Daches, S., Vine, V., Layendecker, K. M., George, C. J., & Kovacs, M. (2018). Family functioning as perceived by parents and young offspring at high and low risk for depression. Journal of Affective Disorders, 226, 355-360. Web.
Finan, L. J., Ohannessian, C. M., & Gordon, M. S. (2018). Trajectories of depressive symptoms from adolescence to emerging adulthood: The influence of parents, peers, and siblings. Developmental Psychology, 54(8), 1555–1567. Web.
Gotlib, I. H., Goodman, S. H., & Humphreys, K. L. (2020). Studying the intergenerational transmission of risk for depression: Current status and future directions.

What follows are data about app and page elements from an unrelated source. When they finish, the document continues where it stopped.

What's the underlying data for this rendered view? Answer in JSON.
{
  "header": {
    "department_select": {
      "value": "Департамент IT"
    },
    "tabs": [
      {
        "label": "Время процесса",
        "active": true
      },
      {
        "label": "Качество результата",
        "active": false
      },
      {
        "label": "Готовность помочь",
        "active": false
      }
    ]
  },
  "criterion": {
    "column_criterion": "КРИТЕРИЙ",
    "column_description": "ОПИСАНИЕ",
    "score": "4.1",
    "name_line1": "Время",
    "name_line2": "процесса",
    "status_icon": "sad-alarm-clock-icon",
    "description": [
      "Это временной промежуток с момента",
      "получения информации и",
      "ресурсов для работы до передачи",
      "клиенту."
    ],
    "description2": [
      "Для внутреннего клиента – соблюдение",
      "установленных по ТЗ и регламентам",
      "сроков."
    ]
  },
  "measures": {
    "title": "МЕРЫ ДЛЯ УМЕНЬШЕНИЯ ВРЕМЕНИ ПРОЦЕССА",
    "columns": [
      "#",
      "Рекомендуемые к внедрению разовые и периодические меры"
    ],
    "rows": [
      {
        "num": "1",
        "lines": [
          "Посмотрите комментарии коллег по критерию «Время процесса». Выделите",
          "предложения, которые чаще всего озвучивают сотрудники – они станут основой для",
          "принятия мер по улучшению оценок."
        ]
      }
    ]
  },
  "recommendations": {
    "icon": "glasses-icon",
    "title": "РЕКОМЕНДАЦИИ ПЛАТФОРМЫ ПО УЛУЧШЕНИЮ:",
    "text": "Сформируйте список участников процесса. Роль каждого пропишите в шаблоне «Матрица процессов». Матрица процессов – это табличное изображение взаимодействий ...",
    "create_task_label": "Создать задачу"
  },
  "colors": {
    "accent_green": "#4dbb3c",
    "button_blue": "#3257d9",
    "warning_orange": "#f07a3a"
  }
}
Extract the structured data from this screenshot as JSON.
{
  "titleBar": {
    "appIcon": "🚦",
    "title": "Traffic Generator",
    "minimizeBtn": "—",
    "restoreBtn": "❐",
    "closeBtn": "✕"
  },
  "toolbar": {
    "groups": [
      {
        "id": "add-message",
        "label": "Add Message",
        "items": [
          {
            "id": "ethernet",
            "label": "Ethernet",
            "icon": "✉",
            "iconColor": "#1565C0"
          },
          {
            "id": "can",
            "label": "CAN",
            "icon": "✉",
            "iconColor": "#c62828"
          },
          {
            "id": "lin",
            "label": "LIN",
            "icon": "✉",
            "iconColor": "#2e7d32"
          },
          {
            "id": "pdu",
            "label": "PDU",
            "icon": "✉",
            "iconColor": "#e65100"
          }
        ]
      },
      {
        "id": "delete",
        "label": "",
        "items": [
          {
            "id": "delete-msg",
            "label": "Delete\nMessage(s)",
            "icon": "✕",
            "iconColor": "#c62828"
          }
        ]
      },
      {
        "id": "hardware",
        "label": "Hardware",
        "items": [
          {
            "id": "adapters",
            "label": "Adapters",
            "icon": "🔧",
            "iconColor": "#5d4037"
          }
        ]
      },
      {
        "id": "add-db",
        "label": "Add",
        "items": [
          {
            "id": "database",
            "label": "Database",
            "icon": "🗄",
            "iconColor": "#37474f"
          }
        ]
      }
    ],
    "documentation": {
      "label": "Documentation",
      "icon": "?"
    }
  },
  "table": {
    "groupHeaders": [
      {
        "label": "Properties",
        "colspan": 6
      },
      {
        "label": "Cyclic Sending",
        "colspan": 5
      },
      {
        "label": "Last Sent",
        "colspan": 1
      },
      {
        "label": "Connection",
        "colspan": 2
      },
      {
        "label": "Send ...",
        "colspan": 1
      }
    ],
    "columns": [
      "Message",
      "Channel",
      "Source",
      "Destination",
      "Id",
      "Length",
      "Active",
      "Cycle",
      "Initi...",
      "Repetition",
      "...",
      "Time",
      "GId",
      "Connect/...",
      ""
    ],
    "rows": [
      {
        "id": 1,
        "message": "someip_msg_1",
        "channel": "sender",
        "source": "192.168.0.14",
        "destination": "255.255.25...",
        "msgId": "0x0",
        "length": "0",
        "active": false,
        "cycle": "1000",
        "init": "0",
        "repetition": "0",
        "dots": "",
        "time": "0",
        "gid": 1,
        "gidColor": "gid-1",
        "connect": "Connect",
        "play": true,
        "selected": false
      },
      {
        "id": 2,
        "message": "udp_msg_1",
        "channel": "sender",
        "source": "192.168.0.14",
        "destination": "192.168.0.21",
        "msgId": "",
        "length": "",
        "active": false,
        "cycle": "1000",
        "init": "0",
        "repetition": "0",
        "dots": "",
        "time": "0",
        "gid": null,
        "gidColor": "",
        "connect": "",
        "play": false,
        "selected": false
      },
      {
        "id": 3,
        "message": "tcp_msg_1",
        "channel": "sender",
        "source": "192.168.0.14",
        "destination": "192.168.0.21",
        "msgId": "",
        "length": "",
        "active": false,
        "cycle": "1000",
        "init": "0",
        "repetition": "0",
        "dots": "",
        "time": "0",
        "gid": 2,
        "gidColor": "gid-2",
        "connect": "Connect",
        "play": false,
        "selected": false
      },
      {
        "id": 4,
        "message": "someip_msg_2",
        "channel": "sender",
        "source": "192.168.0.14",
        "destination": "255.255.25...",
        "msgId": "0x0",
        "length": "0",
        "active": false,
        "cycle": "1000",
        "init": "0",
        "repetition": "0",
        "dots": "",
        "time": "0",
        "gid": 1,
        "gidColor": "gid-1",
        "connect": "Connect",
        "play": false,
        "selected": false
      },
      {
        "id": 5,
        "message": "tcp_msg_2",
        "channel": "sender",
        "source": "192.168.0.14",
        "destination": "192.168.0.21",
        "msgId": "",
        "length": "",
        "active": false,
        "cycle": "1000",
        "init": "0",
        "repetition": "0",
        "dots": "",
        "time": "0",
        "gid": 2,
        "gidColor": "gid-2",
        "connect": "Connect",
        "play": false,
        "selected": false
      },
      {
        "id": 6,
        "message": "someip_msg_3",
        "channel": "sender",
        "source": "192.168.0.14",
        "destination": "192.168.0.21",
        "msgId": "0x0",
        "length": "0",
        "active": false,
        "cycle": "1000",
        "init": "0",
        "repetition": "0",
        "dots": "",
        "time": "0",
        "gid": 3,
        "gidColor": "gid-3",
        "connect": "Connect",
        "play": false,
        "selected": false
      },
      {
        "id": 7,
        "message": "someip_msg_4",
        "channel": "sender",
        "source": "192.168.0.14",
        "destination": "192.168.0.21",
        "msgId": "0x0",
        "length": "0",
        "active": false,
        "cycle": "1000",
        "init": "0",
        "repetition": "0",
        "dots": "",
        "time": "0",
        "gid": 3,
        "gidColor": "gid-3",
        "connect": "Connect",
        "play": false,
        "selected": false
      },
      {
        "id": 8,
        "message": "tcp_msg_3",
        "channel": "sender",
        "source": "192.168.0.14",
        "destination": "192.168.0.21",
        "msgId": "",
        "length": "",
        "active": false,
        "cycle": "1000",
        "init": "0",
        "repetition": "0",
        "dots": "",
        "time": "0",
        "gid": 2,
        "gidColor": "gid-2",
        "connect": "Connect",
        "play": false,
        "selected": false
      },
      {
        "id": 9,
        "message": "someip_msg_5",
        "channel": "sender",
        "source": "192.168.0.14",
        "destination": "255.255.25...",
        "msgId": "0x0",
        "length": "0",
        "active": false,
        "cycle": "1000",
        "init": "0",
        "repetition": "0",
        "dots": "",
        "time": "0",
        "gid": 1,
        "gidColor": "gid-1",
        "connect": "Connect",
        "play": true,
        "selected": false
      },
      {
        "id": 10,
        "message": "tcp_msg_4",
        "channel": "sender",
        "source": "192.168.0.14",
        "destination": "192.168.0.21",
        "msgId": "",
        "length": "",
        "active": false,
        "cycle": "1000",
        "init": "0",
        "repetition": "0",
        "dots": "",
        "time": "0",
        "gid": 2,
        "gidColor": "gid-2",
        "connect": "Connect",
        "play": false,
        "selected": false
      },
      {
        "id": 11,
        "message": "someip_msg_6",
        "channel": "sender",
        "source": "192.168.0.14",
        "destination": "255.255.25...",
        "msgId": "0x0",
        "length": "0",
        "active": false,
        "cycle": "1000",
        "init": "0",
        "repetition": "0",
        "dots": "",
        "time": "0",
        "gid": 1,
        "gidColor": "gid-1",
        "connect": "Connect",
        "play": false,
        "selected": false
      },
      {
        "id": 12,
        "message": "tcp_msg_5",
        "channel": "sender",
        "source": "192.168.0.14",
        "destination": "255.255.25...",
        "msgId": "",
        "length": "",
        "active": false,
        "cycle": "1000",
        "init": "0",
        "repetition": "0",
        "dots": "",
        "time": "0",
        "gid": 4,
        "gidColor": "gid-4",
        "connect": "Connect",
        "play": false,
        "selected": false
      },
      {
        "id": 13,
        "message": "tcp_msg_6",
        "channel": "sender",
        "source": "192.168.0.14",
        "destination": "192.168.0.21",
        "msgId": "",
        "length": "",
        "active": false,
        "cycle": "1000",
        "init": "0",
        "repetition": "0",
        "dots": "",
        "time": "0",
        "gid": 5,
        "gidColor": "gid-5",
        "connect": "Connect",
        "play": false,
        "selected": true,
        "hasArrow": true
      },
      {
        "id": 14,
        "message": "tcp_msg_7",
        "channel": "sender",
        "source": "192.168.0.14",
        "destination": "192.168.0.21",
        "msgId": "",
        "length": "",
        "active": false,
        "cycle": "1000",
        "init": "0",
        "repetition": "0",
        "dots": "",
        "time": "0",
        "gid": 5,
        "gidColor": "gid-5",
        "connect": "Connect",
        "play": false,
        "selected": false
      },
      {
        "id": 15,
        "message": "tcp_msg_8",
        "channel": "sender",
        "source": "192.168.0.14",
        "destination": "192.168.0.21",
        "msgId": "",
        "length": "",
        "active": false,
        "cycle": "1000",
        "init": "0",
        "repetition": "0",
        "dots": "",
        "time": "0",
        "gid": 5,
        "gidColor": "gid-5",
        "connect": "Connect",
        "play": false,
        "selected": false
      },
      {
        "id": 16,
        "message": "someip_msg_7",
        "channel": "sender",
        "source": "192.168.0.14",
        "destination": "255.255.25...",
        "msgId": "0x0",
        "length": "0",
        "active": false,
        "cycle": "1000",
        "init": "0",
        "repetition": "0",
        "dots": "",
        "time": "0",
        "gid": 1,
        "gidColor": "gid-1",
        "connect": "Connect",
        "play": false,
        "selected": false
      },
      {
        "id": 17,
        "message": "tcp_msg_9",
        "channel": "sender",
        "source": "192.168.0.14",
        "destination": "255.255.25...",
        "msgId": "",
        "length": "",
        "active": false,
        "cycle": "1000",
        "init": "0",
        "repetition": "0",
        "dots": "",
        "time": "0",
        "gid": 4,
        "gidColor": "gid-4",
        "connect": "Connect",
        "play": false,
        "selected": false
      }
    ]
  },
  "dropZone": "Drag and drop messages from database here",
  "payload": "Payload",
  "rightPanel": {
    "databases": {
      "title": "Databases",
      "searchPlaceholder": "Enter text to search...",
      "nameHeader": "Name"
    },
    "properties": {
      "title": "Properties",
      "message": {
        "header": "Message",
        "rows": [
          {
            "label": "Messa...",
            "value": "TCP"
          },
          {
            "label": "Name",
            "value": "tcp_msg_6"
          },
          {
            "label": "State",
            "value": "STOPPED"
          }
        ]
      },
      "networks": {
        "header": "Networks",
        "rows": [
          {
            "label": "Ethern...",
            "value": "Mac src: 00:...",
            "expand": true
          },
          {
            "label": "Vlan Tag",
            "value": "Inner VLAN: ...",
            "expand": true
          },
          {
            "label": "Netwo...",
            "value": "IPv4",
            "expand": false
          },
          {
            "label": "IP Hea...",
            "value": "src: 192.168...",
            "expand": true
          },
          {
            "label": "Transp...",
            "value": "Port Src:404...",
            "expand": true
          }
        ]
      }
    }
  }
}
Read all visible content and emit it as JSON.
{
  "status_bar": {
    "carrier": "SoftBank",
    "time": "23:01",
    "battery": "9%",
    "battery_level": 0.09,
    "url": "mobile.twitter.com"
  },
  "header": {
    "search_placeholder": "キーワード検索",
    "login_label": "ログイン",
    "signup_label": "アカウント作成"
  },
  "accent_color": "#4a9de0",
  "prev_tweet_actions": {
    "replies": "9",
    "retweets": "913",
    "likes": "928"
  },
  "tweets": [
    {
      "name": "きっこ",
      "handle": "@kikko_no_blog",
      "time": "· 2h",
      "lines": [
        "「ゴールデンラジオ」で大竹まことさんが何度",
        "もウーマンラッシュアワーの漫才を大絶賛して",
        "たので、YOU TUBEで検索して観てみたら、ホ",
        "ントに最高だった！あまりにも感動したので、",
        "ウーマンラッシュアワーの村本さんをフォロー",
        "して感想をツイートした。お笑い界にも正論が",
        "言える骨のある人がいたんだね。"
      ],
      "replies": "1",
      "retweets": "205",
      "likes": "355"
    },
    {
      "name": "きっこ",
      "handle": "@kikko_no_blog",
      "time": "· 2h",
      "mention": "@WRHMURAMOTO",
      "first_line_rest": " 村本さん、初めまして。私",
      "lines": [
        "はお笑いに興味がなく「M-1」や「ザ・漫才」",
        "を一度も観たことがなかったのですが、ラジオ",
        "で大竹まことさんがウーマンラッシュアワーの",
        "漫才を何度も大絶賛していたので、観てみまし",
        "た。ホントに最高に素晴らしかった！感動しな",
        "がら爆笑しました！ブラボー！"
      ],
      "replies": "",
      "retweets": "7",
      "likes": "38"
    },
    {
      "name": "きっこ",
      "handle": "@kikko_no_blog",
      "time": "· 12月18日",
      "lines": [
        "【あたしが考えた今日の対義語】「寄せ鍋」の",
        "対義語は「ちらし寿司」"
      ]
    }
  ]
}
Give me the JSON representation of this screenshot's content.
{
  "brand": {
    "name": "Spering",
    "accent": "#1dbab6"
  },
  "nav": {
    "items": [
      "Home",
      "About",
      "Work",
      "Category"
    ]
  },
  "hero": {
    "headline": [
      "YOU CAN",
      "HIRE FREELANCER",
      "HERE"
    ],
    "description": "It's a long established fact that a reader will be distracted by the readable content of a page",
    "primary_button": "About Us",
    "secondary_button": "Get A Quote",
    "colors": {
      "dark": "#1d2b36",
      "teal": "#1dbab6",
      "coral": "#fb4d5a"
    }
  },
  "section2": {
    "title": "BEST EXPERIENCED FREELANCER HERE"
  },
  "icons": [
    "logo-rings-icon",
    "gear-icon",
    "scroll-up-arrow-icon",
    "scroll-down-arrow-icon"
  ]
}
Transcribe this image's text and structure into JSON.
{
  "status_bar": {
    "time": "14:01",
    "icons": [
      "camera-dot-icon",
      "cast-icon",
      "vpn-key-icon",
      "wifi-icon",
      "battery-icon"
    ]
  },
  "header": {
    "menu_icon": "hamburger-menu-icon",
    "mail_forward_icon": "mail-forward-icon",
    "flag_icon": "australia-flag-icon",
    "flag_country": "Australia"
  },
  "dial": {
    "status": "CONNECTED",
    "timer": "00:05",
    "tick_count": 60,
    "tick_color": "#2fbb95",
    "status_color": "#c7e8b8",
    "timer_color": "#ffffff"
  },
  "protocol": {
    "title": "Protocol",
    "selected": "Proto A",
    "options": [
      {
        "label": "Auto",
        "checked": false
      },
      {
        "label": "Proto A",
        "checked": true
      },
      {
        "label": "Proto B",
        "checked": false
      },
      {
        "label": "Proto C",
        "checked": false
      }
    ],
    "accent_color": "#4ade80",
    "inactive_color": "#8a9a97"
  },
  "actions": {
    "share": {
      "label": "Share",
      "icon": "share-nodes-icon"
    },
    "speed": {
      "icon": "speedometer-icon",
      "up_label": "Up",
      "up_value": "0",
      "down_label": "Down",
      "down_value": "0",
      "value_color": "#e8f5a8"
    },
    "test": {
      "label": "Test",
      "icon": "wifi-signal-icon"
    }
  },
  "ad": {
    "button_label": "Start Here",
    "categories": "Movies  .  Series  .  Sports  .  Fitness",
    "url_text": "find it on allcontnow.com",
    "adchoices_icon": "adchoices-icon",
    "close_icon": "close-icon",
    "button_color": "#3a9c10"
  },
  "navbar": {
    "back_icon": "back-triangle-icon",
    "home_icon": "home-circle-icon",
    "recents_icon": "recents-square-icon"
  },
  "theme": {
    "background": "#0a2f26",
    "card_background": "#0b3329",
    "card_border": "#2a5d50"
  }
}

Current Directions in Psychological Science, 29(2), 174-179. Web.
Guy-Evans, O. (2020). Bronfenbrenner’s ecological systems theory. Simply Psychology. Web.
Wang, H. Q., Wang, Z. Z., & Chen, N. H. (2021). The receptor hypothesis and the pathogenesis of depression: Genetic bases and biological correlates. Pharmacological Research, 105542. Web.